After agreeing to settle with Amgen over its oncology biosimilars, Pfizer issued a new patent lawsuit against 5 companies over the development of Brenzys, an etanercept biosimilar, in Australia.
Pfizer and its subsidiary Hospira were previously involved in a patent dispute over the development and marketing of its biosimilars referencing Neupogen (filgrastim) and Neulasta (pegfilgrastim), both of which were developed by Amgen and are used to treat patients undergoing chemotherapy who are at risk of developing febrile neutropenia.
According to reports from Bloomberg Law, Amgen settled with Pfizer in September 2021 for its filgrastim biosimilar and in March 2022 for its pegfilgrastim biosimilar. However, Pfizer seems to be taking a page out of Amgen’s handbook by filing a patent lawsuit against Samsung Bioepis, Merck, Sharp & Dohme, Organon, and Arrow to stop the marketing of Brenzys, which is a biosimilar referencing Enbrel (etanercept), in Australia.
In the court documents, Pfizer alleged that the respondents infringed Australian Patent No. 2005280034, a patent that covers cell culture methods. Brenzys; also known as SB4, Eticovo, and Benepali depending on the country where the drug is being marketed; was approved for use by Australia’s Therapeutic Good Administration in 2016.
Although reference product manufacturers frequently sue biosimilar manufacturers over patent infringement, often resulting in pay-for-delay agreements, in which the biosimilar manufacturer is paid by the reference biologic manufacturer to delay entry of the biosimilar to the market, Pfizer is seeking damages from the sales of the biosimilar in Australia and for the barring of future sales of the drug until Pfizer’s patent expires.
Currently, Pfizer shares marketing rights with Amgen over reference etanercept. Amgen is notorious for suing biosimilar manufacturers to delay etanercept competition in the United States, where etanercept biosimilars are barred from entering the market until 2029. There are currently 2 FDA-approved etanercept biosimilars, including Eticovo (etanercept-ykro).
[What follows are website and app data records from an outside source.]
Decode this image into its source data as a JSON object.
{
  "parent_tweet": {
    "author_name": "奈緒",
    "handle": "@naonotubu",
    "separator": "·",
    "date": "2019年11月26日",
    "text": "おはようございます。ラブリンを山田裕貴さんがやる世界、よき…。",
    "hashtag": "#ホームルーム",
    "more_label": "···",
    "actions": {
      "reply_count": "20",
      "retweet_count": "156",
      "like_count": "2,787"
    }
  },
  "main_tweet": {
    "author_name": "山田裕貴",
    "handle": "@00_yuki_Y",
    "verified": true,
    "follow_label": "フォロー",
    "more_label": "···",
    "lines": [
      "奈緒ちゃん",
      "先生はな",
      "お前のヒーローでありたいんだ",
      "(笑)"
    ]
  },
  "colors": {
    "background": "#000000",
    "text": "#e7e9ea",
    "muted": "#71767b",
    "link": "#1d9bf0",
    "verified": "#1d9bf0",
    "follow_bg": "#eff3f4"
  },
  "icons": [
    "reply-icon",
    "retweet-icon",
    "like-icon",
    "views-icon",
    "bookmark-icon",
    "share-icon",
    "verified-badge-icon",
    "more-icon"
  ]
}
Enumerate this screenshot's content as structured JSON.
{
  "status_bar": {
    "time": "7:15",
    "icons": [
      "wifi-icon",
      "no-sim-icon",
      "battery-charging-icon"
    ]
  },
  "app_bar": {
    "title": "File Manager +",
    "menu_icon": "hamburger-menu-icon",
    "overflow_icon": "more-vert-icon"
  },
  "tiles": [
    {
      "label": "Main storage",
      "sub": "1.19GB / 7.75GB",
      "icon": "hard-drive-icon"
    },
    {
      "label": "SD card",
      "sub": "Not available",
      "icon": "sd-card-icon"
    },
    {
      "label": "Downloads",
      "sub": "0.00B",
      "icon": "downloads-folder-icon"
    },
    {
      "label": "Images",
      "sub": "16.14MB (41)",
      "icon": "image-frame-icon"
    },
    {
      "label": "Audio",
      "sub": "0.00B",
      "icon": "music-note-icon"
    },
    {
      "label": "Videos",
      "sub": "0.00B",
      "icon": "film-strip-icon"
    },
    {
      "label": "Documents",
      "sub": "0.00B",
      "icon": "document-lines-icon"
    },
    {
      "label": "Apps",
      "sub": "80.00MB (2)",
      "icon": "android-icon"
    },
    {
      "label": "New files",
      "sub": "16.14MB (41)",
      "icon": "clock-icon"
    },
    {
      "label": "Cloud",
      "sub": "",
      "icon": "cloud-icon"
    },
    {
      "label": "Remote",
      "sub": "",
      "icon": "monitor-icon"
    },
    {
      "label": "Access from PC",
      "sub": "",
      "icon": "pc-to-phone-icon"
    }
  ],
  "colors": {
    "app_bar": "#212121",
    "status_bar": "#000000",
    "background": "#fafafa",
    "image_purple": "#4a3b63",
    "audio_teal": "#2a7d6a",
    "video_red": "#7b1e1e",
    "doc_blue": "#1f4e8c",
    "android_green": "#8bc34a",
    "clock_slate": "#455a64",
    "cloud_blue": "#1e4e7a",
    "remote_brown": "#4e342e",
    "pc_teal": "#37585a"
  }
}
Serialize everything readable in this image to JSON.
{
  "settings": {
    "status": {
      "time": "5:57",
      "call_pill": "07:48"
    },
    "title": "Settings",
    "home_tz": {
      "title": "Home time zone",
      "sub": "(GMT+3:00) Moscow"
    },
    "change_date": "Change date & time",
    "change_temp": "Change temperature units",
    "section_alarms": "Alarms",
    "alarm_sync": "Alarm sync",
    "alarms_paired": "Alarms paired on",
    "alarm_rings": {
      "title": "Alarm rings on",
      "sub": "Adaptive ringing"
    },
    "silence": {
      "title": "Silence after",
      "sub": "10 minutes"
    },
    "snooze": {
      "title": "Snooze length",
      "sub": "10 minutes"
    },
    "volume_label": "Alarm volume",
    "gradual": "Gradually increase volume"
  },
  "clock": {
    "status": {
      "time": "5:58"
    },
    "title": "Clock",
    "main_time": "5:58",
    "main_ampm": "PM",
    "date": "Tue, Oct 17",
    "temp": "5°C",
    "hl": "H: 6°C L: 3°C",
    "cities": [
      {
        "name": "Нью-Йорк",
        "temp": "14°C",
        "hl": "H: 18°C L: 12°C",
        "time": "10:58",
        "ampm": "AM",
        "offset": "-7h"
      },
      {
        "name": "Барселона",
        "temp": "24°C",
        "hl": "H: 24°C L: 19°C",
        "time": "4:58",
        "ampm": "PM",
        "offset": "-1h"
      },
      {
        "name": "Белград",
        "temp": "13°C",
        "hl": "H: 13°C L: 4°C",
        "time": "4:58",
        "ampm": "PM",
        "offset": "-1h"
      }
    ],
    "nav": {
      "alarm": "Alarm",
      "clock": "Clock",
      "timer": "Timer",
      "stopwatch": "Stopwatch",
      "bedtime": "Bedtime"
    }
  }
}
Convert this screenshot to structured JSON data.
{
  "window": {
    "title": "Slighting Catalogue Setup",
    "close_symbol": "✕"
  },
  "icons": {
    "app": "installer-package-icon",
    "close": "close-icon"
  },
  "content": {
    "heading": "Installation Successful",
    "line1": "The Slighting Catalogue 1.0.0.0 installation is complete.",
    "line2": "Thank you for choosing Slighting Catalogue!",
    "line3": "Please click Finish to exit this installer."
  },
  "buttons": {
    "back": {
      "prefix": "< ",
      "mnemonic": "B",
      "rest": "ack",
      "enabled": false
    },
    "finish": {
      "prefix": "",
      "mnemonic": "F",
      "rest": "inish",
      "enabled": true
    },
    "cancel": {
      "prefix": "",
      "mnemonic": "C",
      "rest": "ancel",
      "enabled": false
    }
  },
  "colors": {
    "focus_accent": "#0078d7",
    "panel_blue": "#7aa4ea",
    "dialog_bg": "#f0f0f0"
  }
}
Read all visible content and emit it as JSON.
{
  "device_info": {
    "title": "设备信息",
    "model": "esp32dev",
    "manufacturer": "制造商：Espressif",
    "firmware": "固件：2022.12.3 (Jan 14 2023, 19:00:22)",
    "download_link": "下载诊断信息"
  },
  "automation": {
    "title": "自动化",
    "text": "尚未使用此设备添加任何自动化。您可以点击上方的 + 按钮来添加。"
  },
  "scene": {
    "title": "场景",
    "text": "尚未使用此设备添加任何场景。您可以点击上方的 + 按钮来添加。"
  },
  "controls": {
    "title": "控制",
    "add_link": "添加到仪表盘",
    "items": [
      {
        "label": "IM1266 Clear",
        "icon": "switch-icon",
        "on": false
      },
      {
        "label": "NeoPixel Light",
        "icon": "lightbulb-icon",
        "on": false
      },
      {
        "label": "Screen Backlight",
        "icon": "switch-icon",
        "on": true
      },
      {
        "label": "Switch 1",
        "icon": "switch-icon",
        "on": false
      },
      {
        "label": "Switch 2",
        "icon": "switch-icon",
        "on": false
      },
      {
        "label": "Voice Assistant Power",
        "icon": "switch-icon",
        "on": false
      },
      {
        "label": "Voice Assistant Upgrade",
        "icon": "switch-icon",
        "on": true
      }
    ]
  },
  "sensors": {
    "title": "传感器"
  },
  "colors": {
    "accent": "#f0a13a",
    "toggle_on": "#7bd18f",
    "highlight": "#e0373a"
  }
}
In the European Union, Brenzys is marketed as Benepali and was granted marketing authorization in January 2016. There are a total of 3 etanercept biosimilars approved in the European Union.
In 2016, Brenzys was approved in Canada for the treatment of moderate-to-severe rheumatoid arthritis in adults and ankylosing spondylitis. In September 2020, it received expanded indications to include plaque psoriasis, psoriatic arthritis, and juvenile idiopathic arthritis. There are 2 etanercept biosimilars approved in Canada. Brenzys was also approved for marketing in Brazil in September 2019.